What to Do: To tackler a Learner vs. Judger Mindset, start paying attention to the questions that you’re asking yourself internally. Are they positive oriented in nature? Do they lead to win-win situations for yourself and those around you? Or do they feel more negative, blame, and judge oriented? The more awareness you place into the type of questions that you’re asking yourself, the more you’ll be able to get yourself on a Learner Mindset that is growth-oriented in nature, creating endless opportunities for growth in your life. More information on a Growth vs. Fixed Mindset can be found here.
To recap, here are the 4 most common personal development trends that I have seen through my own personal experience and coaching journey. These include:
1. Getting lost in your stories
2. Leading with your ego
3. Struggling to take action without a sounding board
4. Leaning into a Fixed and Judger Mindset
If any of these personal development trends are relevant for you in your life, don’t sweat it.
Like I mentioned at the beginning of this post, avoiding them altogether is nearly impossible. What you can do, though, is start to work towards minimizing the impact and bring awareness to the areas that cause you to be stuck.
Ready to take action and start your journey with a coach who can empower you to break through the clutter to address these and other areas?

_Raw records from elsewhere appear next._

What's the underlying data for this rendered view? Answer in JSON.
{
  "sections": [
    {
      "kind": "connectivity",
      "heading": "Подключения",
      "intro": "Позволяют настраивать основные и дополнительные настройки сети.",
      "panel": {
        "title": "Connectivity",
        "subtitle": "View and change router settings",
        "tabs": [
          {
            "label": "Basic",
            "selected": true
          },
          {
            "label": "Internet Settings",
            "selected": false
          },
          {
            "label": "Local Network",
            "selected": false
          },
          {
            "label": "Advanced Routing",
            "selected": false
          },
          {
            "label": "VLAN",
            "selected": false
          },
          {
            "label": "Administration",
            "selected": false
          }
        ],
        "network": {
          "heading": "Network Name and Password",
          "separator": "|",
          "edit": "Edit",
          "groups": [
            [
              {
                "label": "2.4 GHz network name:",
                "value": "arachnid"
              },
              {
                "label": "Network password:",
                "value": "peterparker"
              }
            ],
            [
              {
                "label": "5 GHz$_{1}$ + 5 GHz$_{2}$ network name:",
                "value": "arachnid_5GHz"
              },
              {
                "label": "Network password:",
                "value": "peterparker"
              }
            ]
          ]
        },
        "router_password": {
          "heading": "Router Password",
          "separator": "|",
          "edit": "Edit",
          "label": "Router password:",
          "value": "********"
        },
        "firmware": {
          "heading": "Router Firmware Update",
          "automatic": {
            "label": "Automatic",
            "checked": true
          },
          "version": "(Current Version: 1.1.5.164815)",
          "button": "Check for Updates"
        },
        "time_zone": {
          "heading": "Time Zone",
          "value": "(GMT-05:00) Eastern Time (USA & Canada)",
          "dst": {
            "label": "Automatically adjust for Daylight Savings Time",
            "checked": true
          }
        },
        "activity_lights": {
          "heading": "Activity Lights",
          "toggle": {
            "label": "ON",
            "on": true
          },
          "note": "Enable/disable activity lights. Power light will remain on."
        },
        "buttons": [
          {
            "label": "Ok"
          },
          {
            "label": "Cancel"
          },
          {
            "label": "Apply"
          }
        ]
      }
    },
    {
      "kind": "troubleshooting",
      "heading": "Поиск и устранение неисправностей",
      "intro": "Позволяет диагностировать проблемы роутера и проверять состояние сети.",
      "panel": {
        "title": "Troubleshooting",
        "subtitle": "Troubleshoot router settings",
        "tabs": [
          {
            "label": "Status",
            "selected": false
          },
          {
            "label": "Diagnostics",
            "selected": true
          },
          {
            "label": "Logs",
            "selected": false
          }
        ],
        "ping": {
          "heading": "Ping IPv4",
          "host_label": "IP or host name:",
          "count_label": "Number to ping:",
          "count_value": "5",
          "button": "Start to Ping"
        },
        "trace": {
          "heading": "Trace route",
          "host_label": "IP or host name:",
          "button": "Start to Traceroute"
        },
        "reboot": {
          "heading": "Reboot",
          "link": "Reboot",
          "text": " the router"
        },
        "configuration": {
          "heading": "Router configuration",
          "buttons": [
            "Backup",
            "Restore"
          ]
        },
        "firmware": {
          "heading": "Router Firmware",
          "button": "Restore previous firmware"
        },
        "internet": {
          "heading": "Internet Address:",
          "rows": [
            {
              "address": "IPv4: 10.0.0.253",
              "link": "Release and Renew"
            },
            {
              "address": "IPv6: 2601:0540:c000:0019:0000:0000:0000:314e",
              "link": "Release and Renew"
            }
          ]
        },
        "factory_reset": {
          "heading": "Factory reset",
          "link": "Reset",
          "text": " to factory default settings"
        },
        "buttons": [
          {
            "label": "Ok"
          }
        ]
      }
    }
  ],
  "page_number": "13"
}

I’d love to chat more and see how we can work together. Send me an email at firstname.lastname@example.org.